Unfortunately, voting can still be challenging and intimidating for some. But it is your right, and I urge you to exercise it. Here are some tips that can make voting a little easier.
- Make sure you’re registered to vote. If you aren’t registered, you have until October 11, 2016, to register to vote.
- Find out where you vote and make sure your polling place hasn’t changed.
- Make a plan to vote. Thinking about what time of day you’ll go and how you’ll get there ahead of time makes you much more likely to vote.
- Don’t be late, be there by 8. The polls close at 8:00 p.m., but if you are in line at 8:00 p.m., you will be allowed to vote.
- You can view your ballot now.
- You can bring your kids to the polls.
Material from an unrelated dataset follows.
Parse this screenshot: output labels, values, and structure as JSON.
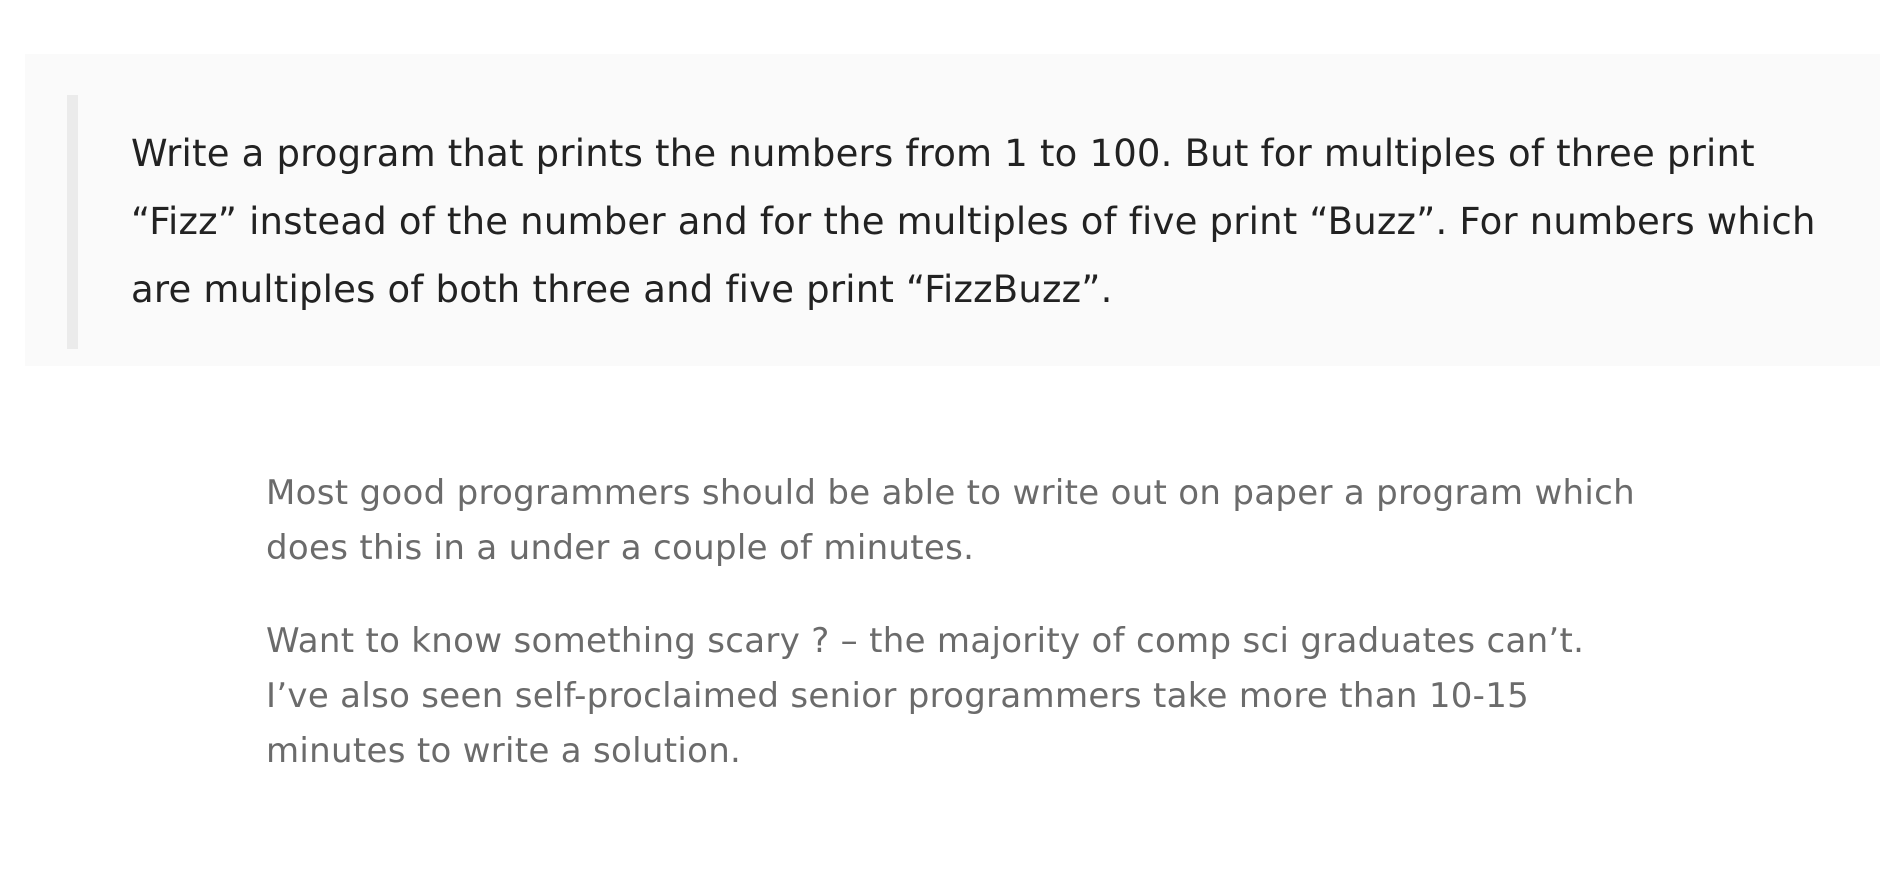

Don’t let a lack of child care prevent you from voting.
- Although still a little complicated, college students can choose where they vote—back home or at school.
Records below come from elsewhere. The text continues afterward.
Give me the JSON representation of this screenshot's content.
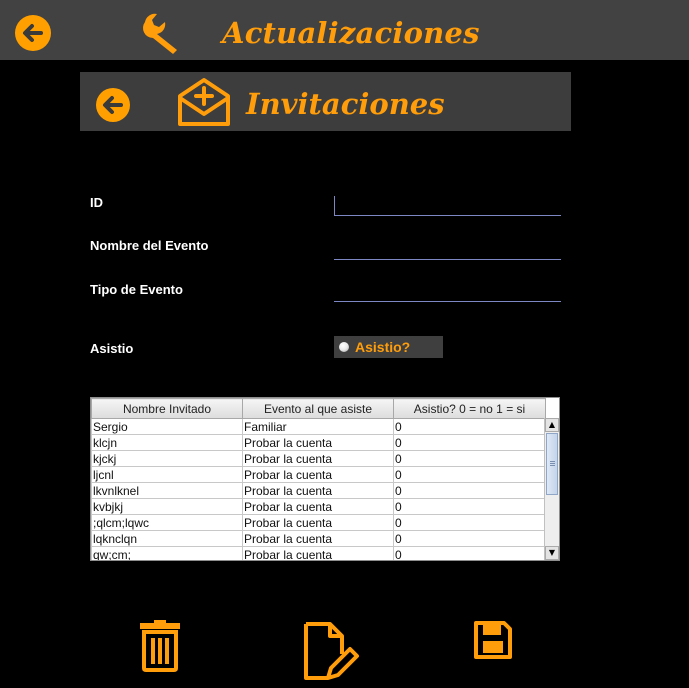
{
  "header": {
    "title": "Actualizaciones",
    "back_icon": "back-arrow-icon",
    "tool_icon": "wrench-icon"
  },
  "subheader": {
    "title": "Invitaciones",
    "back_icon": "back-arrow-icon",
    "mail_icon": "mail-add-icon"
  },
  "form": {
    "id_label": "ID",
    "evento_label": "Nombre del Evento",
    "tipo_label": "Tipo de Evento",
    "asistio_label": "Asistio",
    "id_value": "",
    "evento_value": "",
    "tipo_value": "",
    "radio_label": "Asistio?"
  },
  "table": {
    "columns": [
      "Nombre Invitado",
      "Evento al que asiste",
      "Asistio? 0 = no 1 = si"
    ],
    "rows": [
      [
        "Sergio",
        " Familiar",
        "0"
      ],
      [
        "klcjn",
        "Probar la cuenta",
        "0"
      ],
      [
        "kjckj",
        "Probar la cuenta",
        "0"
      ],
      [
        "ljcnl",
        "Probar la cuenta",
        "0"
      ],
      [
        "lkvnlknel",
        "Probar la cuenta",
        "0"
      ],
      [
        "kvbjkj",
        "Probar la cuenta",
        "0"
      ],
      [
        ";qlcm;lqwc",
        "Probar la cuenta",
        "0"
      ],
      [
        "lqknclqn",
        "Probar la cuenta",
        "0"
      ],
      [
        "qw;cm;",
        "Probar la cuenta",
        "0"
      ]
    ]
  },
  "actions": {
    "delete_icon": "trash-icon",
    "edit_icon": "edit-document-icon",
    "save_icon": "save-icon"
  },
  "colors": {
    "accent": "#ff9d0a",
    "bar": "#424242",
    "background": "#000000"
  }
}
- Bring photo ID…but you still have the right to vote without one. If you forget to bring a photo ID to the polls or do not have one, you are still allowed to vote by asking to sign an affidavit of identity.
- You may be eligible to vote absentee. If you will be out of town on Election Day or will not be able to make it to the polls because of illness, disability, or religious beliefs, you can vote absentee. You can also vote by absentee for any reason if you are age 60 years old or older.
- Individuals with a criminal record can still vote, including convicted felons who have served their time or those who are on probation or parole.
This election is extremely important. We are voting for our next president, our federal, state and local elected officials, and for southeast Michigan residents like myself, we’ll be voting on a new regional transit proposal to connect Macomb, Oakland, Washtenaw and Wayne counties (the League is urging a “yes” vote).
In addition to using these tips to prepare for Election Day, I also encourage you to use the League’s candidate questions to engage with your candidates and inform your vote this last month. Democracy is the bedrock of our country and voting is a right that women and people of color fought hard for. Do not take voting for granted or let anyone convince you that your vote doesn’t matter, because I assure you it does.
— Gilda Z. Jacobs